**PROMPT:** Copy each line of the records below that has "JSON" in it.
"""
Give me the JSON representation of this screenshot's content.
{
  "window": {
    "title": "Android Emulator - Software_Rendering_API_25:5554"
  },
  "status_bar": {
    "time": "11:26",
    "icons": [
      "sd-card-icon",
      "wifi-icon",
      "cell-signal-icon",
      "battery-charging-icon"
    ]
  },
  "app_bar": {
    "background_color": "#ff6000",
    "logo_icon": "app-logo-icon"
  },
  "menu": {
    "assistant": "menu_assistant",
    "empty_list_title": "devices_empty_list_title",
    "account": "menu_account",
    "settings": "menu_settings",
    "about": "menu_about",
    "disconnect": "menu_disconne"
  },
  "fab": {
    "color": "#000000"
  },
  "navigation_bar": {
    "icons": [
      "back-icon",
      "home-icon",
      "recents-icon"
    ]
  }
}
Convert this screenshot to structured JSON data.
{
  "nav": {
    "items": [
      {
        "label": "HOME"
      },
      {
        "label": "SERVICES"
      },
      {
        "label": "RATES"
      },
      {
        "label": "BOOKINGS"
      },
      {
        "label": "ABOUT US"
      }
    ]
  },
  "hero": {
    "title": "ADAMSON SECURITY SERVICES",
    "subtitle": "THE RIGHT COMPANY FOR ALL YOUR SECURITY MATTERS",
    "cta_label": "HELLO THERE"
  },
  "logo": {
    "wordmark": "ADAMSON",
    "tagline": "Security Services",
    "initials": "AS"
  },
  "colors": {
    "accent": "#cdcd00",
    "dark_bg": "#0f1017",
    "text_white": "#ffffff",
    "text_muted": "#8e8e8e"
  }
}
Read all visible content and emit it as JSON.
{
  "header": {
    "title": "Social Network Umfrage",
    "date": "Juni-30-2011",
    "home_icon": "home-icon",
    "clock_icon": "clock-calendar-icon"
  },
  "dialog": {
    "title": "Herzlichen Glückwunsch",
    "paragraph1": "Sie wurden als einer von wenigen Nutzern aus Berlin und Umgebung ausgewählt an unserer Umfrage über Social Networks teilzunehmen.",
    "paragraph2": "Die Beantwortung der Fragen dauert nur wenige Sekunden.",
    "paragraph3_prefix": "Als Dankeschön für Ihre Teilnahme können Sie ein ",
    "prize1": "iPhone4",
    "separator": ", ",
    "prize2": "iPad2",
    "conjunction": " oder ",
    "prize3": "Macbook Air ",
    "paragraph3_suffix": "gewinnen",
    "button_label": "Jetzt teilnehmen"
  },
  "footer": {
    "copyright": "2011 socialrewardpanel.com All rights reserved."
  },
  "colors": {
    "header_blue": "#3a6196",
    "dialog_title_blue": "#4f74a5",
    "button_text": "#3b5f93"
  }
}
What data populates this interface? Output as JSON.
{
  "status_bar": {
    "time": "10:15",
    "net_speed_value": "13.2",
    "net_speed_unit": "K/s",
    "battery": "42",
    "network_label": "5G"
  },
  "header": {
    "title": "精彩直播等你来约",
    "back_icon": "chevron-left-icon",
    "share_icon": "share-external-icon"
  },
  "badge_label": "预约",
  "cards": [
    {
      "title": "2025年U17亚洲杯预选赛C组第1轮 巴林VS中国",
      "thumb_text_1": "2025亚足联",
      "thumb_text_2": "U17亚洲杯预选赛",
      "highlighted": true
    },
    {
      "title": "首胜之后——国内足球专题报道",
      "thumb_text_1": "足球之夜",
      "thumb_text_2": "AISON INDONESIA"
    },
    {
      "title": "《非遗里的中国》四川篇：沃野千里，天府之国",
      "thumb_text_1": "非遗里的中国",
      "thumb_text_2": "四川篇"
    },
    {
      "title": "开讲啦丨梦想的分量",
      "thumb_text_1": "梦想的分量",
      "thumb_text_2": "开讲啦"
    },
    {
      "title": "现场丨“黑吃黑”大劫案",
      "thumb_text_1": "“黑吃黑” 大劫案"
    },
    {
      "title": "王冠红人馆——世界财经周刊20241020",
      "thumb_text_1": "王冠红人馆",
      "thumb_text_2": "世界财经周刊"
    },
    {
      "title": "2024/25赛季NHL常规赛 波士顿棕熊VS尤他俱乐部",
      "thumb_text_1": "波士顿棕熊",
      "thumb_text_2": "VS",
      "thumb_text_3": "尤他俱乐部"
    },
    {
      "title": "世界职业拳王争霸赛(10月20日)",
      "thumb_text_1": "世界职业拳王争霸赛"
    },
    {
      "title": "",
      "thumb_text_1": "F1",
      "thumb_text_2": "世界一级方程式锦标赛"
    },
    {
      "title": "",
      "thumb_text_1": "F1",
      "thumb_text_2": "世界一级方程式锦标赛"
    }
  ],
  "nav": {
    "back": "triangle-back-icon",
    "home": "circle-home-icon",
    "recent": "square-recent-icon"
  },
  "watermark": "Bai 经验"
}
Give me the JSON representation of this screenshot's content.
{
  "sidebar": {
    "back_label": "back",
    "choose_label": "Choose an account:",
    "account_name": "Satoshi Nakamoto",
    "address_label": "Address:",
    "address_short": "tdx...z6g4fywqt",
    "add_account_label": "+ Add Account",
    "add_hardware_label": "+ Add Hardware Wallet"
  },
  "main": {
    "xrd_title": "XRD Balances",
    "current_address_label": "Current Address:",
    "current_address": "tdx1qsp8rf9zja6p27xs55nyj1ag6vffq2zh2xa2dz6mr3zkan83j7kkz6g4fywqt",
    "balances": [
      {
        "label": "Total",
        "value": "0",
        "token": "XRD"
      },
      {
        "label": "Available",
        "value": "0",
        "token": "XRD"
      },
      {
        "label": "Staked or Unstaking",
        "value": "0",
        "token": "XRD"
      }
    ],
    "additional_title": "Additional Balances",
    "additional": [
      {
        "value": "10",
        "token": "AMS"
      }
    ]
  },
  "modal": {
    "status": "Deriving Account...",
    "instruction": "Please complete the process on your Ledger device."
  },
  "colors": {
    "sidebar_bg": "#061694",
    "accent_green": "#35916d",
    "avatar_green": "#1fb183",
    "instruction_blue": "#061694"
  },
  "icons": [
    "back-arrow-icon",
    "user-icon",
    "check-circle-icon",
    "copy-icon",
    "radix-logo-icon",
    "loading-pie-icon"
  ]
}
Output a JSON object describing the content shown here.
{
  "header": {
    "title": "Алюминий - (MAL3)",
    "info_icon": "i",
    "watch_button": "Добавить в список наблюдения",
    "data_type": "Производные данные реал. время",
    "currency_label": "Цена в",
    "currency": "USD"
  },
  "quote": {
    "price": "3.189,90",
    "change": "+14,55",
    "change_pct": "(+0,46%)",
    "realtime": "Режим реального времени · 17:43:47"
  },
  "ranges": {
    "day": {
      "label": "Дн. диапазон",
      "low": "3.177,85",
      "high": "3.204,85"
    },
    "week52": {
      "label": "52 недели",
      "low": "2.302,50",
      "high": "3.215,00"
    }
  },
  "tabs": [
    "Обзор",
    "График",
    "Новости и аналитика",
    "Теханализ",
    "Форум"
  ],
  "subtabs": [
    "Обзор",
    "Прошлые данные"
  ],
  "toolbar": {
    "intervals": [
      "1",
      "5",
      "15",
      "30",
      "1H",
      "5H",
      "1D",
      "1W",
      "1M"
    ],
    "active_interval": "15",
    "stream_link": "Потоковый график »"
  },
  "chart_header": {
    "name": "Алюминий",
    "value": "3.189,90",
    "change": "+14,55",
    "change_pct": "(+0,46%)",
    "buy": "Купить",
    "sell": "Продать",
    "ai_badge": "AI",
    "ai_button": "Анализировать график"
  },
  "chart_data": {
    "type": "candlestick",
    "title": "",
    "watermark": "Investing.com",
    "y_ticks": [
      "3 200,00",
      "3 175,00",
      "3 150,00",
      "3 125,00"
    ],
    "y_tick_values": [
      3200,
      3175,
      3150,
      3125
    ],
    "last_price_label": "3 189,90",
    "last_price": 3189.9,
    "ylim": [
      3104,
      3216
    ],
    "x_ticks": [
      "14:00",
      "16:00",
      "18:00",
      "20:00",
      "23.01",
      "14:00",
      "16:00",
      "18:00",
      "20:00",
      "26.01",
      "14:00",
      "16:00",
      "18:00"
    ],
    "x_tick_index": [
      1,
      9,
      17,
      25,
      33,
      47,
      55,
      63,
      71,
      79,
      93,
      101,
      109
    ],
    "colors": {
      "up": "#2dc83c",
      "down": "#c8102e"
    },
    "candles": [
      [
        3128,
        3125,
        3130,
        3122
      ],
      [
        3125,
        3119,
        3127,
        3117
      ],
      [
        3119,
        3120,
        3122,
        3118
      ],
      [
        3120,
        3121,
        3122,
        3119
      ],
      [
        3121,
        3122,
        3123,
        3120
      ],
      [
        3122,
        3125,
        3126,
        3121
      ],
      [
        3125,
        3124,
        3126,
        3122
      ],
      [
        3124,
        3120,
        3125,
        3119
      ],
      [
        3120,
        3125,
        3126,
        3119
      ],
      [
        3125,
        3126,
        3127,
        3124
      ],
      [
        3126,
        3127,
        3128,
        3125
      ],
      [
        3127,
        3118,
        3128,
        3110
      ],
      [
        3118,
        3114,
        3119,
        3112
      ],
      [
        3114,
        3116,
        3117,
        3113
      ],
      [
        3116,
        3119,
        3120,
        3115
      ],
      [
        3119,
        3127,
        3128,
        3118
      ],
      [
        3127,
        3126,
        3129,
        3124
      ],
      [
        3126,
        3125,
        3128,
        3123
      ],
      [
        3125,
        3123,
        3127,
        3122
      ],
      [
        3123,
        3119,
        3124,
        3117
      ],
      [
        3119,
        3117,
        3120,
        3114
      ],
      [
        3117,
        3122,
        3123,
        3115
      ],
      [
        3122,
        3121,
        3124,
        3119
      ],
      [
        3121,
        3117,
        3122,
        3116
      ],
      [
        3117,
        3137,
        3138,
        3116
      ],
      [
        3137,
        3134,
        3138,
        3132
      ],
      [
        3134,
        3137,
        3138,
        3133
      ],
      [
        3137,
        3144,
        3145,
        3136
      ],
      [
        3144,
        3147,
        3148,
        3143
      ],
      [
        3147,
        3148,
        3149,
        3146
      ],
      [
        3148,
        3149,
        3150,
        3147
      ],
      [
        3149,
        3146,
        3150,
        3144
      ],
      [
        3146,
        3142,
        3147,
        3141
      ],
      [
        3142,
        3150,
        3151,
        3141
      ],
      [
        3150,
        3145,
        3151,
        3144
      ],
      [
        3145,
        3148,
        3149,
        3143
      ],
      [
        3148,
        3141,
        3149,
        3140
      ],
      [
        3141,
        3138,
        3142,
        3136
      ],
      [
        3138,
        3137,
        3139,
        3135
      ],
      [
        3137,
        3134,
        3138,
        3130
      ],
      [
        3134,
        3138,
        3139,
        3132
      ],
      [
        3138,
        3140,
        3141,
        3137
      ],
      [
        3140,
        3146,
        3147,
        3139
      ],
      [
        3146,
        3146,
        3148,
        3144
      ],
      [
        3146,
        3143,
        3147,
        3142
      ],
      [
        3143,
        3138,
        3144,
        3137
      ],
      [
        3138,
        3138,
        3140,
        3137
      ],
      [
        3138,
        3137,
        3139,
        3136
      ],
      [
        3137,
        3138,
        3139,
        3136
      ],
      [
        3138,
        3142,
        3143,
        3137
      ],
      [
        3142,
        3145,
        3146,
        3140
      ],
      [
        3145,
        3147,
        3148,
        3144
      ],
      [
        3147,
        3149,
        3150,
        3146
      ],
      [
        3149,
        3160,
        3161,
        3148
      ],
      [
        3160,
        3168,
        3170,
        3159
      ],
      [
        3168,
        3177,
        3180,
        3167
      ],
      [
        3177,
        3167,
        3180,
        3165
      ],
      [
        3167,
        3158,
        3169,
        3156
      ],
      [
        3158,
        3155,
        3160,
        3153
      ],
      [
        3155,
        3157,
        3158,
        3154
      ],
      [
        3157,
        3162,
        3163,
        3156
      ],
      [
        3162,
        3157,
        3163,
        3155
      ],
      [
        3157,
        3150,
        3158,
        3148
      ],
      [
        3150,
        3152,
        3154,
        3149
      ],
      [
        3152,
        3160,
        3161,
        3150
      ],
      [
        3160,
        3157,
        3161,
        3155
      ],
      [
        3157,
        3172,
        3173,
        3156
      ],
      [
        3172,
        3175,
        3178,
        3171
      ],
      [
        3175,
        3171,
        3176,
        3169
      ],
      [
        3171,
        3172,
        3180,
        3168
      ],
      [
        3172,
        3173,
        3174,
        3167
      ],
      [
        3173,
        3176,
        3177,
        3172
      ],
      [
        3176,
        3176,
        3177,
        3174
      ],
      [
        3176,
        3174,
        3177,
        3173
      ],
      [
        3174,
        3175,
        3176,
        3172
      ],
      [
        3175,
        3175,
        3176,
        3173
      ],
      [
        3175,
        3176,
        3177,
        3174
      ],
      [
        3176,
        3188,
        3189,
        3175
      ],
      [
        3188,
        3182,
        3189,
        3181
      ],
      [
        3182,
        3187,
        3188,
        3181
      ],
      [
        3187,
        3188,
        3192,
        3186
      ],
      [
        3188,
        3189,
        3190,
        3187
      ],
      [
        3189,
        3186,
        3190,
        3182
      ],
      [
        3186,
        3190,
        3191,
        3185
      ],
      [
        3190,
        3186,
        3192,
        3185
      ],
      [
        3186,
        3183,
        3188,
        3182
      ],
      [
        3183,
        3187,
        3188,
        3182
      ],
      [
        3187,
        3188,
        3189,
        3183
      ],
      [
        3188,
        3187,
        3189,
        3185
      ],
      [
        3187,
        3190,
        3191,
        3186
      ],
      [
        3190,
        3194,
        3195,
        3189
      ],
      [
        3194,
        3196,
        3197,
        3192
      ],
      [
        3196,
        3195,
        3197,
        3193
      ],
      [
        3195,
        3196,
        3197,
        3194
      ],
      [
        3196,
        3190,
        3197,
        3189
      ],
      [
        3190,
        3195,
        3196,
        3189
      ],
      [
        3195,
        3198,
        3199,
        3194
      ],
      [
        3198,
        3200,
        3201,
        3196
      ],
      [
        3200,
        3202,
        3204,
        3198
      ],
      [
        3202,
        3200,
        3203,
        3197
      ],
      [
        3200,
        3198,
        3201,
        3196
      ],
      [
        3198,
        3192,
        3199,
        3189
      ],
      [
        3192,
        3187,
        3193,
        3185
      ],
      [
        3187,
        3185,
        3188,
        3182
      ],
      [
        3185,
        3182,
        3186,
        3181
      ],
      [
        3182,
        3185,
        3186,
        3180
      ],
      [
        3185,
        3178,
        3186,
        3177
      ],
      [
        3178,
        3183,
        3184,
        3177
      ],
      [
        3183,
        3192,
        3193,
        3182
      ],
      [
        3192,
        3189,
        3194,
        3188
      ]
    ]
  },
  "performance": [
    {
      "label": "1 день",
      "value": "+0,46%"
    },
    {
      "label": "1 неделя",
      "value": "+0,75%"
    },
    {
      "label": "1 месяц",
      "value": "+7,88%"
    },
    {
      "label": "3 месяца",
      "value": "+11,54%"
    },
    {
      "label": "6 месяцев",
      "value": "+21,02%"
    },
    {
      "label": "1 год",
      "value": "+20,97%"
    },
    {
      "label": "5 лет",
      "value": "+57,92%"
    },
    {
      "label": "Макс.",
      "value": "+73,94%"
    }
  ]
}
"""
**RESPONSE AREA:**
Give me the JSON representation of this screenshot's content.
Convert this screenshot to structured JSON data.
Read all visible content and emit it as JSON.
What data populates this interface? Output as JSON.
Give me the JSON representation of this screenshot's content.
Output a JSON object describing the content shown here.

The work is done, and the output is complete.